WORK INSTRUCTIONS:
Each record, in full, must be restated word for word.

DATA RECORDS:
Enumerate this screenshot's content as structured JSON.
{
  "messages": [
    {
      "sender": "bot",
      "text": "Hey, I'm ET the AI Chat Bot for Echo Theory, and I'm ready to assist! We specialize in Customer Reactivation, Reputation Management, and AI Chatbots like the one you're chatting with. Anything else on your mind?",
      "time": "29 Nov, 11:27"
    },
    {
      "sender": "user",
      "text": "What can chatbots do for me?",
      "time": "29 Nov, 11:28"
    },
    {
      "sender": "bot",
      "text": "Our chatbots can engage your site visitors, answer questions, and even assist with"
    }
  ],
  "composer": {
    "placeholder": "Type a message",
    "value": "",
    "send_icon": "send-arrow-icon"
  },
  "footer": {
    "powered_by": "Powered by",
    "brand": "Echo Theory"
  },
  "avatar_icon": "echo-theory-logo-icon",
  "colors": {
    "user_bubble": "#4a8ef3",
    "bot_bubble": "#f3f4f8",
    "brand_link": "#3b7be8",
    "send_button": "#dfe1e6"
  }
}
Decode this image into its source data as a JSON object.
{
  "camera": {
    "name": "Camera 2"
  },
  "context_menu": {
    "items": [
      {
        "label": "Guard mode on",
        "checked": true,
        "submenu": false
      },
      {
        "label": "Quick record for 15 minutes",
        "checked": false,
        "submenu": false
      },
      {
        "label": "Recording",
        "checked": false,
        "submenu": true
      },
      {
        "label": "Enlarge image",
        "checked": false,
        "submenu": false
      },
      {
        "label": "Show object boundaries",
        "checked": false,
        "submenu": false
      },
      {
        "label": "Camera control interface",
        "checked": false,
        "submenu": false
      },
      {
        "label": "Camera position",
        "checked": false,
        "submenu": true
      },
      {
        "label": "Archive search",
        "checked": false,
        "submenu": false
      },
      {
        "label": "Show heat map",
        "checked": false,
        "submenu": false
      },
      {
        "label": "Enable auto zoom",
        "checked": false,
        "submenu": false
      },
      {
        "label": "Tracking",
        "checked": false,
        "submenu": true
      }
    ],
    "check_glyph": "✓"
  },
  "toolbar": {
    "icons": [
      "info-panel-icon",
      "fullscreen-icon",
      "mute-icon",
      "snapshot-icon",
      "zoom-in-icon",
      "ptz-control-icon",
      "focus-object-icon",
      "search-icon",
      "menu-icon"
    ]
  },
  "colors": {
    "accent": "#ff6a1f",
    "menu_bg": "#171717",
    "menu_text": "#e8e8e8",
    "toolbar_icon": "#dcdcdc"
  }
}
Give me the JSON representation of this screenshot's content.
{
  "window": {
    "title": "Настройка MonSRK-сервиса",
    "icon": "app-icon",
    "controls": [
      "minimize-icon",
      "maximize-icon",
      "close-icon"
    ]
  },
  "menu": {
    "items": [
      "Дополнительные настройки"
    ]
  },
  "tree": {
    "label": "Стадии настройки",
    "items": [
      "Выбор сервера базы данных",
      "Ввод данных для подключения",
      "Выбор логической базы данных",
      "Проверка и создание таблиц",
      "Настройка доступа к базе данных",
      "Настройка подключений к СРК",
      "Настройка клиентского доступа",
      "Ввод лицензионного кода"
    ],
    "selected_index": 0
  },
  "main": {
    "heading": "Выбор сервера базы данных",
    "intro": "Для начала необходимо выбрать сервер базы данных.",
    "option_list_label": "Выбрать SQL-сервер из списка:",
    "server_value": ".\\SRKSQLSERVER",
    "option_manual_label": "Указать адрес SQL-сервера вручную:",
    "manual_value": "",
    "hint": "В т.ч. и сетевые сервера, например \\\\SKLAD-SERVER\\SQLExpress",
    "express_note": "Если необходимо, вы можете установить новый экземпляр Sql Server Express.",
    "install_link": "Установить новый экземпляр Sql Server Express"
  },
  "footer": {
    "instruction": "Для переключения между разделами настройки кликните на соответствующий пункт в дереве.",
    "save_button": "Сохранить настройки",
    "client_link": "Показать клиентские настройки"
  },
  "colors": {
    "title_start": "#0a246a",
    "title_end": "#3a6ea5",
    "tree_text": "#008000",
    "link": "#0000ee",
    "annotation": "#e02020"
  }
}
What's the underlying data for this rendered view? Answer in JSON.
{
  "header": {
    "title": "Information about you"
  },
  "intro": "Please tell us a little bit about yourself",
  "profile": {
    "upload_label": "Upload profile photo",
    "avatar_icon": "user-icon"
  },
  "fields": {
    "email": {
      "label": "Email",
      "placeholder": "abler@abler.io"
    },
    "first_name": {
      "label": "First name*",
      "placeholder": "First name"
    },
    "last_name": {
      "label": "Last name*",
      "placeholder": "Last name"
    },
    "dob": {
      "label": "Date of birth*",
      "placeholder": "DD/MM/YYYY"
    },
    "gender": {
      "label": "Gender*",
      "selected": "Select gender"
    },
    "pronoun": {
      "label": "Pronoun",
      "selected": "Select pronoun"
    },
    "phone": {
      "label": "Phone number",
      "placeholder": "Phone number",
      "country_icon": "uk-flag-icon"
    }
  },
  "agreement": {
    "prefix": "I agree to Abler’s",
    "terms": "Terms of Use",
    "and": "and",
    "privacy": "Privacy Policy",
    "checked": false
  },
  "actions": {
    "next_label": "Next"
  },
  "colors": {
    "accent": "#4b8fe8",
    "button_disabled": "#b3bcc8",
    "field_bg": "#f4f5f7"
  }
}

OUTPUT FOR THIS TASK:
Enumerate this screenshot's content as structured JSON.
{
  "messages": [
    {
      "sender": "bot",
      "text": "Hey, I'm ET the AI Chat Bot for Echo Theory, and I'm ready to assist! We specialize in Customer Reactivation, Reputation Management, and AI Chatbots like the one you're chatting with. Anything else on your mind?",
      "time": "29 Nov, 11:27"
    },
    {
      "sender": "user",
      "text": "What can chatbots do for me?",
      "time": "29 Nov, 11:28"
    },
    {
      "sender": "bot",
      "text": "Our chatbots can engage your site visitors, answer questions, and even assist with"
    }
  ],
  "composer": {
    "placeholder": "Type a message",
    "value": "",
    "send_icon": "send-arrow-icon"
  },
  "footer": {
    "powered_by": "Powered by",
    "brand": "Echo Theory"
  },
  "avatar_icon": "echo-theory-logo-icon",
  "colors": {
    "user_bubble": "#4a8ef3",
    "bot_bubble": "#f3f4f8",
    "brand_link": "#3b7be8",
    "send_button": "#dfe1e6"
  }
}
Decode this image into its source data as a JSON object.
{
  "camera": {
    "name": "Camera 2"
  },
  "context_menu": {
    "items": [
      {
        "label": "Guard mode on",
        "checked": true,
        "submenu": false
      },
      {
        "label": "Quick record for 15 minutes",
        "checked": false,
        "submenu": false
      },
      {
        "label": "Recording",
        "checked": false,
        "submenu": true
      },
      {
        "label": "Enlarge image",
        "checked": false,
        "submenu": false
      },
      {
        "label": "Show object boundaries",
        "checked": false,
        "submenu": false
      },
      {
        "label": "Camera control interface",
        "checked": false,
        "submenu": false
      },
      {
        "label": "Camera position",
        "checked": false,
        "submenu": true
      },
      {
        "label": "Archive search",
        "checked": false,
        "submenu": false
      },
      {
        "label": "Show heat map",
        "checked": false,
        "submenu": false
      },
      {
        "label": "Enable auto zoom",
        "checked": false,
        "submenu": false
      },
      {
        "label": "Tracking",
        "checked": false,
        "submenu": true
      }
    ],
    "check_glyph": "✓"
  },
  "toolbar": {
    "icons": [
      "info-panel-icon",
      "fullscreen-icon",
      "mute-icon",
      "snapshot-icon",
      "zoom-in-icon",
      "ptz-control-icon",
      "focus-object-icon",
      "search-icon",
      "menu-icon"
    ]
  },
  "colors": {
    "accent": "#ff6a1f",
    "menu_bg": "#171717",
    "menu_text": "#e8e8e8",
    "toolbar_icon": "#dcdcdc"
  }
}
Give me the JSON representation of this screenshot's content.
{
  "window": {
    "title": "Настройка MonSRK-сервиса",
    "icon": "app-icon",
    "controls": [
      "minimize-icon",
      "maximize-icon",
      "close-icon"
    ]
  },
  "menu": {
    "items": [
      "Дополнительные настройки"
    ]
  },
  "tree": {
    "label": "Стадии настройки",
    "items": [
      "Выбор сервера базы данных",
      "Ввод данных для подключения",
      "Выбор логической базы данных",
      "Проверка и создание таблиц",
      "Настройка доступа к базе данных",
      "Настройка подключений к СРК",
      "Настройка клиентского доступа",
      "Ввод лицензионного кода"
    ],
    "selected_index": 0
  },
  "main": {
    "heading": "Выбор сервера базы данных",
    "intro": "Для начала необходимо выбрать сервер базы данных.",
    "option_list_label": "Выбрать SQL-сервер из списка:",
    "server_value": ".\\SRKSQLSERVER",
    "option_manual_label": "Указать адрес SQL-сервера вручную:",
    "manual_value": "",
    "hint": "В т.ч. и сетевые сервера, например \\\\SKLAD-SERVER\\SQLExpress",
    "express_note": "Если необходимо, вы можете установить новый экземпляр Sql Server Express.",
    "install_link": "Установить новый экземпляр Sql Server Express"
  },
  "footer": {
    "instruction": "Для переключения между разделами настройки кликните на соответствующий пункт в дереве.",
    "save_button": "Сохранить настройки",
    "client_link": "Показать клиентские настройки"
  },
  "colors": {
    "title_start": "#0a246a",
    "title_end": "#3a6ea5",
    "tree_text": "#008000",
    "link": "#0000ee",
    "annotation": "#e02020"
  }
}
What's the underlying data for this rendered view? Answer in JSON.
{
  "header": {
    "title": "Information about you"
  },
  "intro": "Please tell us a little bit about yourself",
  "profile": {
    "upload_label": "Upload profile photo",
    "avatar_icon": "user-icon"
  },
  "fields": {
    "email": {
      "label": "Email",
      "placeholder": "abler@abler.io"
    },
    "first_name": {
      "label": "First name*",
      "placeholder": "First name"
    },
    "last_name": {
      "label": "Last name*",
      "placeholder": "Last name"
    },
    "dob": {
      "label": "Date of birth*",
      "placeholder": "DD/MM/YYYY"
    },
    "gender": {
      "label": "Gender*",
      "selected": "Select gender"
    },
    "pronoun": {
      "label": "Pronoun",
      "selected": "Select pronoun"
    },
    "phone": {
      "label": "Phone number",
      "placeholder": "Phone number",
      "country_icon": "uk-flag-icon"
    }
  },
  "agreement": {
    "prefix": "I agree to Abler’s",
    "terms": "Terms of Use",
    "and": "and",
    "privacy": "Privacy Policy",
    "checked": false
  },
  "actions": {
    "next_label": "Next"
  },
  "colors": {
    "accent": "#4b8fe8",
    "button_disabled": "#b3bcc8",
    "field_bg": "#f4f5f7"
  }
}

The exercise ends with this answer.